Investment Centers vs. Profit Centers

A closely related concept to a profit center is an investment center. Whereas a profit center simply measures the overall contribution of a division’s profitability to the parent corporation, an investment center measures all uses of capital against a theoretical required rate of return. The investment center approach is useful in evaluating the overall profitability of a company, as measured by return on capital deployed.

However, investment center metrics can be manipulated by managers who know how to bend accounting rules. By simply modifying depreciation rates, for instance, they could increase the estimated return on invested capital. They could also change the so-called hurdle rate—the minimum acceptable rate of return—to a more easily attainable figure just before reporting the numbers.

Profit Center Criticism From its Founder

While the Pareto principle has been around since the late 1800s, the legendary management consultant Peter Drucker created the term "profit center" in the 1940s. He subsequently regretted his earlier writings on profit centers. He asserted that a profit center mentality leads managers to focus on the wrong overall priorities.

He insisted that everything is a cost center, instead. By focusing only on the absolute profit of a division—as profit center mentality does—factors such as return on capitalopportunity cost, efficient use of resources, and relative returns are ignored to the detriment of the stockholder or owner. This can be a horrible mistake because if managers are rewarded simply for cutting costs, they will not make sufficient reinvestment in the business to grow profitably for the future. Hence, you eventually end up with outdated or subpar equipment, facilities, and staff.

Still, there are benefits to a profit center approach.
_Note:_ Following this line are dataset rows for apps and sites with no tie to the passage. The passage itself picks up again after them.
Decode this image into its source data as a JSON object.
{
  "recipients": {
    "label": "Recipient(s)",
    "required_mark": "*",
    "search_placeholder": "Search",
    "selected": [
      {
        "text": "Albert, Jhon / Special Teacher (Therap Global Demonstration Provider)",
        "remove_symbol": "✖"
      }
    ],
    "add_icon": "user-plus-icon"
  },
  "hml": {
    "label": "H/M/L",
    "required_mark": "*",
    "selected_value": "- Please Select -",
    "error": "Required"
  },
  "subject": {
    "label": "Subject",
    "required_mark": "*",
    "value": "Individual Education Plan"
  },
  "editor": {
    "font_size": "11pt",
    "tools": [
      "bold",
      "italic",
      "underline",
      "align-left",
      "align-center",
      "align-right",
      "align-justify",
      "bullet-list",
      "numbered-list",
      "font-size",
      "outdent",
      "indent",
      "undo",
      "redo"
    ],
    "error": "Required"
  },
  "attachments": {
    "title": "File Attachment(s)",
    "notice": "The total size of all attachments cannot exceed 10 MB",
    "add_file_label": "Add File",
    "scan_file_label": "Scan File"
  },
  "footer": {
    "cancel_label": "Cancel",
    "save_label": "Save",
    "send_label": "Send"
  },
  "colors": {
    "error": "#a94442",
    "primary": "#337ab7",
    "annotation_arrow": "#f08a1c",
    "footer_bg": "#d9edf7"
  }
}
When applied correctly, it blends the need for current cash with the desire to grow earnings in the future, making a manager accountable for the long-term health of a business.